(Note: This hike was done on September 13, 2015)
One of the things that make New Mexico so great, is represented well in this hike. Diversity in landscape. You get a sweet visual taste of everything on this 5.2 mile in-and-out hike.
This hike is rated as “most difficult” on the local community hiking guide website for its ‘rough, primitive tread surface’ (I can attest to that), and the fact that the elevation is constantly up and down making for a strenuous workout. Overall, it was worth it and yes I would do it again.
The good: as mentioned before – diversity.
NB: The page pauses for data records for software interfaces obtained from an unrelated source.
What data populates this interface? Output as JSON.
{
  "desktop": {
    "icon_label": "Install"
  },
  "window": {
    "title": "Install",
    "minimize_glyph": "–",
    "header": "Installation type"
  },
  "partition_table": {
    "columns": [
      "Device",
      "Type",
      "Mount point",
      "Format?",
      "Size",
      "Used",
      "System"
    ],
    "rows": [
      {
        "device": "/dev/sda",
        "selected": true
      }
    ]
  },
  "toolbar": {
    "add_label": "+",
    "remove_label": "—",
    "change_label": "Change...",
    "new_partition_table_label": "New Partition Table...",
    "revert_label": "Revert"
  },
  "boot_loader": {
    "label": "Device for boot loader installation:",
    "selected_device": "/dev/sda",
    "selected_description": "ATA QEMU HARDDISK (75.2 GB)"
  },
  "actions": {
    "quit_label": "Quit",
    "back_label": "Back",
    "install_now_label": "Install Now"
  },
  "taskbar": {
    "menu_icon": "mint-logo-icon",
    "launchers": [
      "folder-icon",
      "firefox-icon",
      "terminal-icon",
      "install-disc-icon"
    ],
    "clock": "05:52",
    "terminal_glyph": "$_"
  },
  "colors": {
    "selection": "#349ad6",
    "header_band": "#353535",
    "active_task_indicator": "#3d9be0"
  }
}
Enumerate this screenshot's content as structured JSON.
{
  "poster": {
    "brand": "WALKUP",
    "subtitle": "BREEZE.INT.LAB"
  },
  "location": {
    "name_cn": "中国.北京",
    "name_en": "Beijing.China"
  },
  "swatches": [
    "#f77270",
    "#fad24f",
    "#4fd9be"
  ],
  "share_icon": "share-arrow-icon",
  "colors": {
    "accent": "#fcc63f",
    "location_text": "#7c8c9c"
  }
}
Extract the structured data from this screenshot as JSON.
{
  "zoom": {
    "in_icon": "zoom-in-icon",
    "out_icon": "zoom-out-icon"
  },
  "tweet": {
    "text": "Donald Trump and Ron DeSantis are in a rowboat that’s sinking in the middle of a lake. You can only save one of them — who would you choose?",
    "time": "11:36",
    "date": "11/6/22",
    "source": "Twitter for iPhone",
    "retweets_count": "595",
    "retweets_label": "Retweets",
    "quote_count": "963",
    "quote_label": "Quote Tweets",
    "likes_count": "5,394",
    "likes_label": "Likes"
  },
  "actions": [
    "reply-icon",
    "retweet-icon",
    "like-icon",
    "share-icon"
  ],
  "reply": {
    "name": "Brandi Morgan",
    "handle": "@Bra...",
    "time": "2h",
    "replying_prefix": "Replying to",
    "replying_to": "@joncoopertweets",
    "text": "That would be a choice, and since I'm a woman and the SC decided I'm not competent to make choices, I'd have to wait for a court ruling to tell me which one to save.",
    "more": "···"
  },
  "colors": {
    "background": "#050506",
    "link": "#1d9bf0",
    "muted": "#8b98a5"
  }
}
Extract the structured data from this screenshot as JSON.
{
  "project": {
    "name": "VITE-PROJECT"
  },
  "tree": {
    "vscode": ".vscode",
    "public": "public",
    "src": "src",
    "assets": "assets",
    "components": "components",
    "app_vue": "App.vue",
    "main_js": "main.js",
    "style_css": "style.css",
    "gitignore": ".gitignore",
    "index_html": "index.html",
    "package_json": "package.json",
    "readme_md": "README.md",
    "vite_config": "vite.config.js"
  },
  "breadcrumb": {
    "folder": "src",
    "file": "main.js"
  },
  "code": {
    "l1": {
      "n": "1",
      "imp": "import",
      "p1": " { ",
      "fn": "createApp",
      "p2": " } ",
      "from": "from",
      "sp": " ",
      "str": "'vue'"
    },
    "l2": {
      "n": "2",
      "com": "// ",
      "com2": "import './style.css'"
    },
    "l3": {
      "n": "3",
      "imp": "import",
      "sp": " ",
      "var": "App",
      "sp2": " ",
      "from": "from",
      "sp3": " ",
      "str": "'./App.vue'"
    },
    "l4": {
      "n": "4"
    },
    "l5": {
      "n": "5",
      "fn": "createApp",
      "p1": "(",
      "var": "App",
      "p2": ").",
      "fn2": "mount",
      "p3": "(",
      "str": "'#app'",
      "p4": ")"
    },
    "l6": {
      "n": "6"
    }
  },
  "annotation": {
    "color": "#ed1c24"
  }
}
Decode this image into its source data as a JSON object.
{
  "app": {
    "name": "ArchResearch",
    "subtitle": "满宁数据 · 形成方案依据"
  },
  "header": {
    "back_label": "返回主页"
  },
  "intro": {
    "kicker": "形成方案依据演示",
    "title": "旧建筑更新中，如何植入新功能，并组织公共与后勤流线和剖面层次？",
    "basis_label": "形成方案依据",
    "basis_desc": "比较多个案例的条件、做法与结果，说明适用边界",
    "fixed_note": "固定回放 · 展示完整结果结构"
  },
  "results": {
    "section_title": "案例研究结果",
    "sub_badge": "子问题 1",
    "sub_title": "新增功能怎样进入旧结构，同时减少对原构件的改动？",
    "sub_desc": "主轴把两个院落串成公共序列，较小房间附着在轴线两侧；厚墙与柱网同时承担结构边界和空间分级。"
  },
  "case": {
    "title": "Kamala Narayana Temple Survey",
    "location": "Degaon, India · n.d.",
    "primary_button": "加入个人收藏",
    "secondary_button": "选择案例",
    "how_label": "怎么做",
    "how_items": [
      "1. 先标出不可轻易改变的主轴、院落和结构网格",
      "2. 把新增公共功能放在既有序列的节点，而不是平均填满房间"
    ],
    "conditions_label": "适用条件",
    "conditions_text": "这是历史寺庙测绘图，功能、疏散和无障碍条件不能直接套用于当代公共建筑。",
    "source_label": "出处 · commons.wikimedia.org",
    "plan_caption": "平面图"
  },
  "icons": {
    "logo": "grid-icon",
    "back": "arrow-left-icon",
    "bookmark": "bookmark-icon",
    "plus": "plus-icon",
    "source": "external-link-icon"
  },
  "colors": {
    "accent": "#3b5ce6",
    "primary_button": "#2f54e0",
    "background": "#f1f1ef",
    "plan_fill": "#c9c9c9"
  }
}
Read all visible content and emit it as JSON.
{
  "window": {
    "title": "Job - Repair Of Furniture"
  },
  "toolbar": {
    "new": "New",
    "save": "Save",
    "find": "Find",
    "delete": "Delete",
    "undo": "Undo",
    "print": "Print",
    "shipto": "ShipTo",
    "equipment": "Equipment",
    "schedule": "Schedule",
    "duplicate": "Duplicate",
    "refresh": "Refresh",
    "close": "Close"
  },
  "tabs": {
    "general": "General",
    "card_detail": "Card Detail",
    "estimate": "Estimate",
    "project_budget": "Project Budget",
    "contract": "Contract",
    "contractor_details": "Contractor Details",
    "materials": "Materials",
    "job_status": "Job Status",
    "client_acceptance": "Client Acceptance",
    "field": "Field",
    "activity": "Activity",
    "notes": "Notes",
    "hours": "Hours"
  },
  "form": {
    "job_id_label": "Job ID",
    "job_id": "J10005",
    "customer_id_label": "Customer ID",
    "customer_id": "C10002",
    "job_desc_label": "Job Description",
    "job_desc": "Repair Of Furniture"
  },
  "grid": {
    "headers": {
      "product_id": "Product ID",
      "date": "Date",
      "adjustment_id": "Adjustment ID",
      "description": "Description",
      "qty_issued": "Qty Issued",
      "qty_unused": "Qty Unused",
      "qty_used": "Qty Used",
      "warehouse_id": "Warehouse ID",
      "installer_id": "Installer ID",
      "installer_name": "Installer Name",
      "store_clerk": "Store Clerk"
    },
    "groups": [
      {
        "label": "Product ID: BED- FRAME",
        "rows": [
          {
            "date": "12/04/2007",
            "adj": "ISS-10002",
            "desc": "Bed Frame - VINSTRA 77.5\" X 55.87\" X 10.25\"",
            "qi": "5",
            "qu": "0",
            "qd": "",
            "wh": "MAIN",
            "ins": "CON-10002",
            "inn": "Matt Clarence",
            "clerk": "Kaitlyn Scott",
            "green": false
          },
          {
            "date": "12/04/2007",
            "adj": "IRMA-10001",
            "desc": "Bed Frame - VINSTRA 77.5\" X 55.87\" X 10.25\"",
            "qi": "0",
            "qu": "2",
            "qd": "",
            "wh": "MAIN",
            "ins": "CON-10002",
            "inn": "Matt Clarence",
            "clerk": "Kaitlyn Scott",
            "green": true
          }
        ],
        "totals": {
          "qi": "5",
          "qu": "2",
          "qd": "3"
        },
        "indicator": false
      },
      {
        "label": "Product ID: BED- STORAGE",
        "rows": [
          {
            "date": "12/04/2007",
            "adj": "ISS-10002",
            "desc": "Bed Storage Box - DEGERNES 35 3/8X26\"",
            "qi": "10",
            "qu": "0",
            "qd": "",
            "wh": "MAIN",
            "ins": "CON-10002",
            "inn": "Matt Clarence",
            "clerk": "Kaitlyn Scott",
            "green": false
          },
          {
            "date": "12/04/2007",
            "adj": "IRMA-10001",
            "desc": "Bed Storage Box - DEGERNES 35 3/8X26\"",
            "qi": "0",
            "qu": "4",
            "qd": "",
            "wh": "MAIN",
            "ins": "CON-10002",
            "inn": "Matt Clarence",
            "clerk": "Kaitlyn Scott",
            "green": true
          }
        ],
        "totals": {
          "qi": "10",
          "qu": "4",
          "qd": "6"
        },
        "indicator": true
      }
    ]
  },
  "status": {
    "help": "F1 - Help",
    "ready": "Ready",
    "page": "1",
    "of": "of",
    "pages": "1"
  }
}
So so much of this – stunning vistas, colorful wildlife and flowers, canopies of trees under a beautifully shaded forest – keeping the hike from being too hot, and a fantastic workout.
The not so good: ‘talus’ or ‘scree‘ as our hiking group leader called it (rockslide – debris across the path). Walking across the top was precarious, it was easy to slip and have rocks disappear out from under our boots, only to tumble down the steep slope of the mountainside.
The very cool: many parts of the trail were marked with ‘cairns’ or standing rock formations, as opposed to signs or other litter.
Timber Peak Hiking Trail on South Baldy (#70)
Magdalena Mountains Socorro County, New Mexico
Elevation = 8,680 ft (trail ends)
Distance = 5.2 miles
Difficulty: Most difficult.
The “most difficult” rating of this trail resulted from two factors.
First, almost all of this trail has a very rough, primitive tread surface. Second,
the elevation is almost constantly changing by utilizing many short, moderately steep climbs and descents.
Not for the faint of heart or those afraid of heights.
Trail head access requires high clearance vehicle.